[Saved entries]
::::
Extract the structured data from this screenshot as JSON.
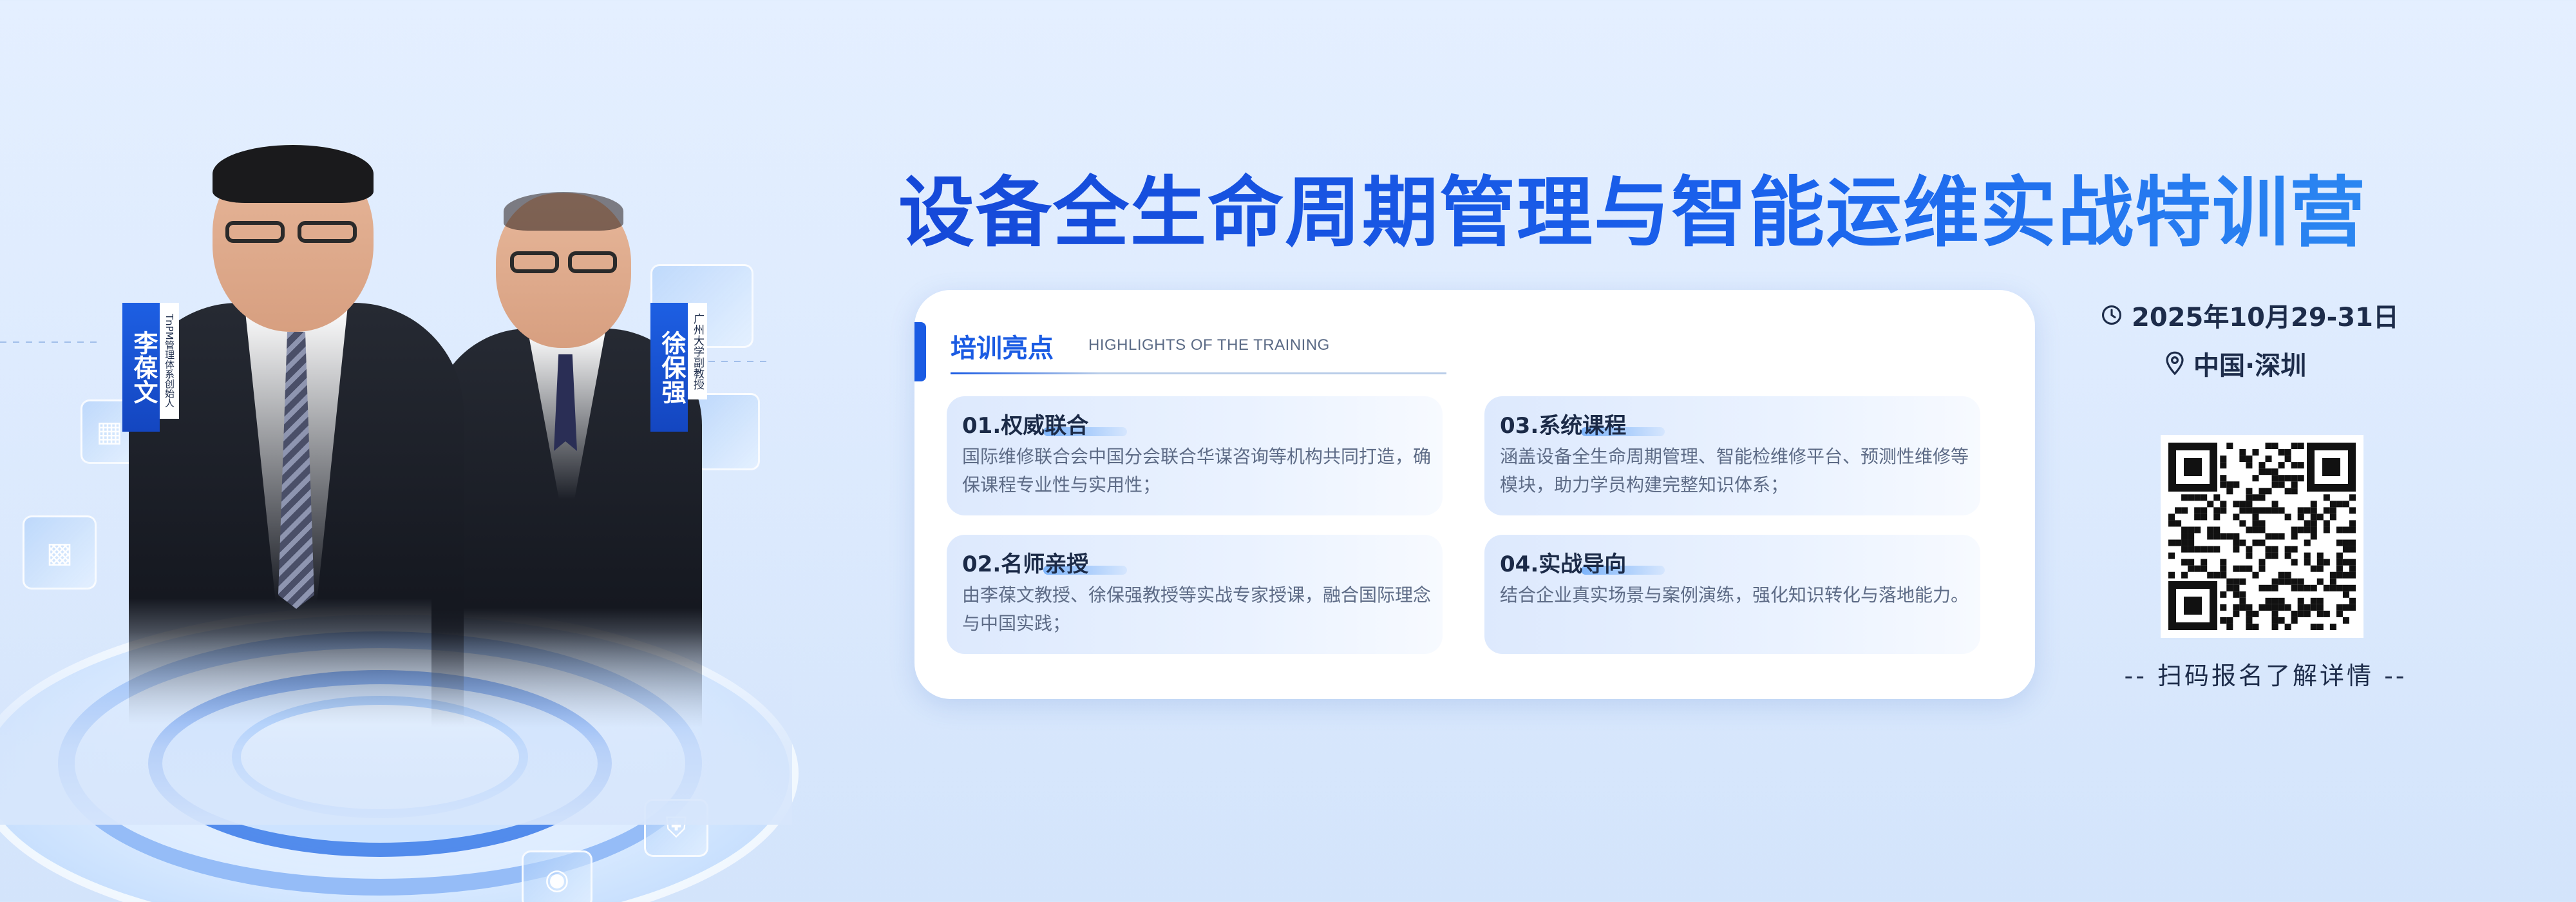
{
  "banner": {
    "title": "设备全生命周期管理与智能运维实战特训营"
  },
  "speakers": [
    {
      "name": "李葆文",
      "title": "TnPM管理体系创始人"
    },
    {
      "name": "徐保强",
      "title": "广州大学副教授"
    }
  ],
  "highlights": {
    "heading": "培训亮点",
    "heading_en": "HIGHLIGHTS OF THE TRAINING",
    "items": [
      {
        "label": "01.权威联合",
        "text": "国际维修联合会中国分会联合华谋咨询等机构共同打造，确保课程专业性与实用性；"
      },
      {
        "label": "02.名师亲授",
        "text": "由李葆文教授、徐保强教授等实战专家授课，融合国际理念与中国实践；"
      },
      {
        "label": "03.系统课程",
        "text": "涵盖设备全生命周期管理、智能检维修平台、预测性维修等模块，助力学员构建完整知识体系；"
      },
      {
        "label": "04.实战导向",
        "text": "结合企业真实场景与案例演练，强化知识转化与落地能力。"
      }
    ]
  },
  "event": {
    "date": "2025年10月29-31日",
    "location": "中国·深圳",
    "qr_caption": "-- 扫码报名了解详情 --"
  },
  "icons": {
    "date": "clock-icon",
    "location": "location-pin-icon"
  },
  "colors": {
    "accent": "#1a5be3",
    "title_start": "#1548d8",
    "title_end": "#2d8bf2",
    "background": "#dbe9fd"
  }
}
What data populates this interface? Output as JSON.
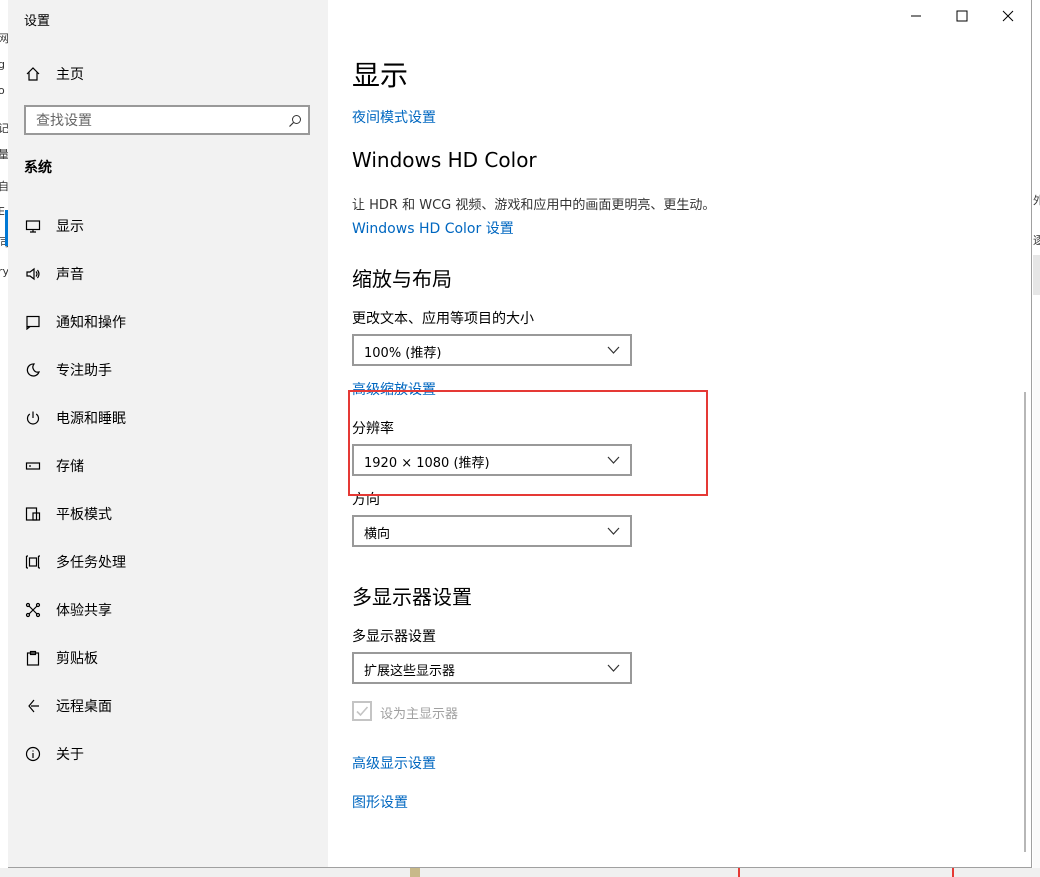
{
  "window": {
    "title": "设置"
  },
  "sidebar": {
    "home_label": "主页",
    "search_placeholder": "查找设置",
    "section": "系统",
    "items": [
      {
        "label": "显示",
        "icon": "monitor-icon"
      },
      {
        "label": "声音",
        "icon": "speaker-icon"
      },
      {
        "label": "通知和操作",
        "icon": "notification-icon"
      },
      {
        "label": "专注助手",
        "icon": "moon-icon"
      },
      {
        "label": "电源和睡眠",
        "icon": "power-icon"
      },
      {
        "label": "存储",
        "icon": "storage-icon"
      },
      {
        "label": "平板模式",
        "icon": "tablet-icon"
      },
      {
        "label": "多任务处理",
        "icon": "multitask-icon"
      },
      {
        "label": "体验共享",
        "icon": "share-icon"
      },
      {
        "label": "剪贴板",
        "icon": "clipboard-icon"
      },
      {
        "label": "远程桌面",
        "icon": "remote-icon"
      },
      {
        "label": "关于",
        "icon": "info-icon"
      }
    ]
  },
  "main": {
    "title": "显示",
    "night_light_link": "夜间模式设置",
    "hdr": {
      "heading": "Windows HD Color",
      "description": "让 HDR 和 WCG 视频、游戏和应用中的画面更明亮、更生动。",
      "link": "Windows HD Color 设置"
    },
    "scale": {
      "heading": "缩放与布局",
      "size_label": "更改文本、应用等项目的大小",
      "size_value": "100% (推荐)",
      "advanced_link": "高级缩放设置",
      "resolution_label": "分辨率",
      "resolution_value": "1920 × 1080 (推荐)",
      "orientation_label": "方向",
      "orientation_value": "横向"
    },
    "multi": {
      "heading": "多显示器设置",
      "label": "多显示器设置",
      "value": "扩展这些显示器",
      "checkbox_label": "设为主显示器",
      "checkbox_checked": true
    },
    "advanced_display_link": "高级显示设置",
    "graphics_link": "图形设置"
  },
  "background": {
    "left_chars": [
      "网",
      "g",
      "o",
      "记",
      "量",
      "自",
      "E",
      "同",
      "ry"
    ],
    "right_chars": [
      "外",
      "逐"
    ]
  }
}
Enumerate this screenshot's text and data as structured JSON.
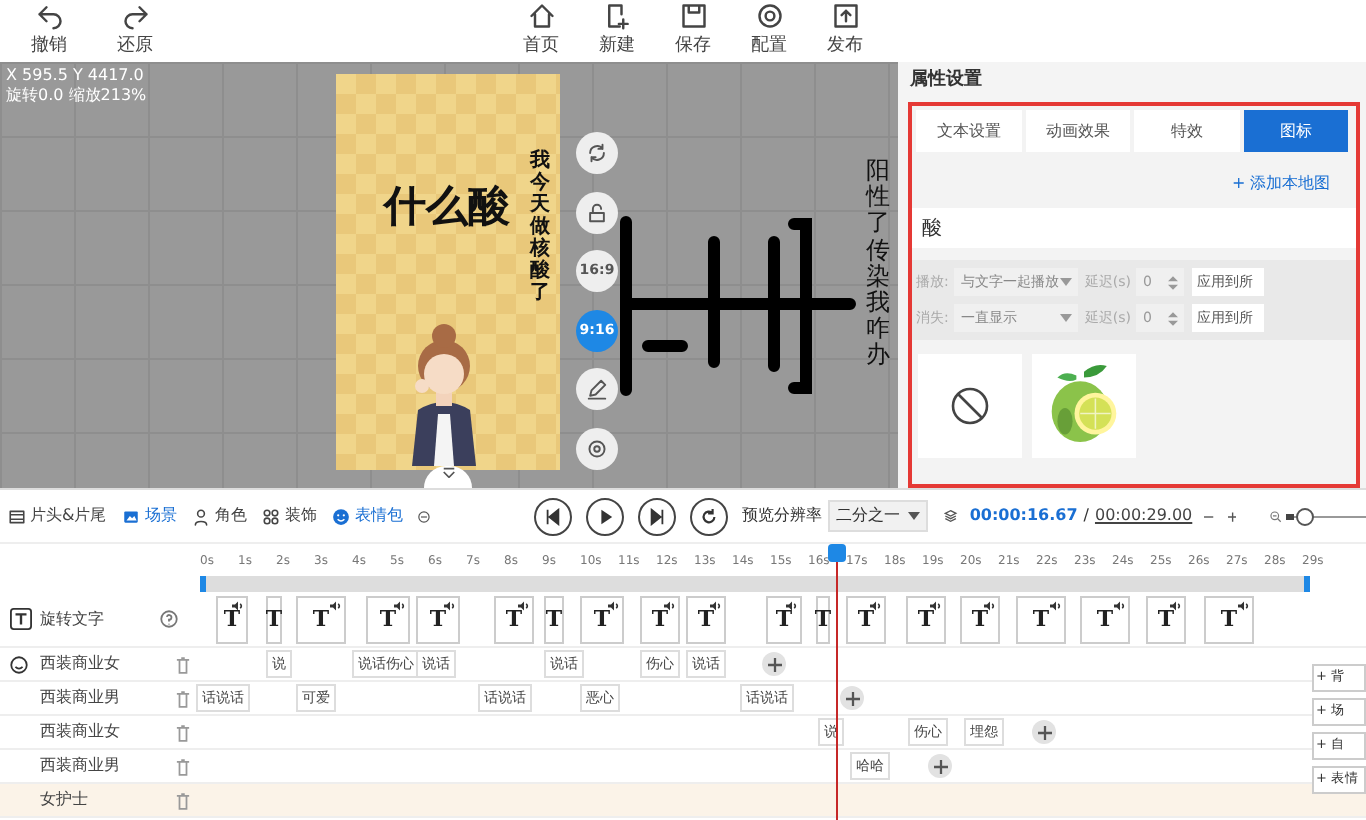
{
  "toolbar": {
    "history": [
      {
        "label": "撤销"
      },
      {
        "label": "还原"
      }
    ],
    "actions": [
      {
        "label": "首页"
      },
      {
        "label": "新建"
      },
      {
        "label": "保存"
      },
      {
        "label": "配置"
      },
      {
        "label": "发布"
      }
    ]
  },
  "canvas": {
    "position": "X 595.5 Y 4417.0",
    "transform": "旋转0.0 缩放213%",
    "title": "什么酸",
    "caption": "我今天做核酸了",
    "side_text": "阳性了传染我咋办",
    "tools": [
      {
        "kind": "icon",
        "selected": false
      },
      {
        "kind": "icon",
        "selected": false
      },
      {
        "kind": "text",
        "label": "16:9",
        "selected": false
      },
      {
        "kind": "text",
        "label": "9:16",
        "selected": true
      },
      {
        "kind": "icon",
        "selected": false
      },
      {
        "kind": "icon",
        "selected": false
      }
    ]
  },
  "panel": {
    "title": "属性设置",
    "tabs": [
      {
        "label": "文本设置",
        "selected": false
      },
      {
        "label": "动画效果",
        "selected": false
      },
      {
        "label": "特效",
        "selected": false
      },
      {
        "label": "图标",
        "selected": true
      }
    ],
    "add_link": "+ 添加本地图",
    "search": {
      "value": "酸"
    },
    "settings": [
      {
        "label": "播放:",
        "value": "与文字一起播放",
        "delay_label": "延迟(s)",
        "delay": "0",
        "apply": "应用到所"
      },
      {
        "label": "消失:",
        "value": "一直显示",
        "delay_label": "延迟(s)",
        "delay": "0",
        "apply": "应用到所"
      }
    ],
    "icons": [
      {
        "kind": "none"
      },
      {
        "kind": "picture"
      }
    ]
  },
  "timeline": {
    "tabs": [
      {
        "label": "片头&片尾",
        "selected": false
      },
      {
        "label": "场景",
        "selected": true
      },
      {
        "label": "角色",
        "selected": false
      },
      {
        "label": "装饰",
        "selected": false
      },
      {
        "label": "表情包",
        "selected": true
      }
    ],
    "resolution_label": "预览分辨率",
    "resolution": "二分之一",
    "current_time": "00:00:16.67",
    "separator": "/",
    "total_time": "00:00:29.00",
    "zoom": {
      "level": 0.08
    },
    "ticks": [
      "0s",
      "1s",
      "2s",
      "3s",
      "4s",
      "5s",
      "6s",
      "7s",
      "8s",
      "9s",
      "10s",
      "11s",
      "12s",
      "13s",
      "14s",
      "15s",
      "16s",
      "17s",
      "18s",
      "19s",
      "20s",
      "21s",
      "22s",
      "23s",
      "24s",
      "25s",
      "26s",
      "27s",
      "28s",
      "29s"
    ],
    "text_track": {
      "label": "旋转文字",
      "clips": [
        "T",
        "T",
        "T",
        "T",
        "T",
        "T",
        "T",
        "T",
        "T",
        "T",
        "T",
        "T",
        "T",
        "T",
        "T",
        "T",
        "T",
        "T",
        "T"
      ]
    },
    "tracks": [
      {
        "name": "西装商业女",
        "clips": [
          "说",
          "说话伤心",
          "说话",
          "说话",
          "伤心",
          "说话"
        ]
      },
      {
        "name": "西装商业男",
        "clips": [
          "话说话",
          "可爱",
          "话说话",
          "恶心",
          "话说话"
        ]
      },
      {
        "name": "西装商业女",
        "clips": [
          "说",
          "伤心",
          "埋怨"
        ]
      },
      {
        "name": "西装商业男",
        "clips": [
          "哈哈"
        ]
      },
      {
        "name": "女护士"
      }
    ],
    "add_buttons": [
      "+ 背",
      "+ 场",
      "+ 自",
      "+ 表情"
    ]
  }
}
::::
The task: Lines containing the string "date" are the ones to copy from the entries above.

Your solution:
    "date": "2025年10月29-31日",
    "date": "clock-icon",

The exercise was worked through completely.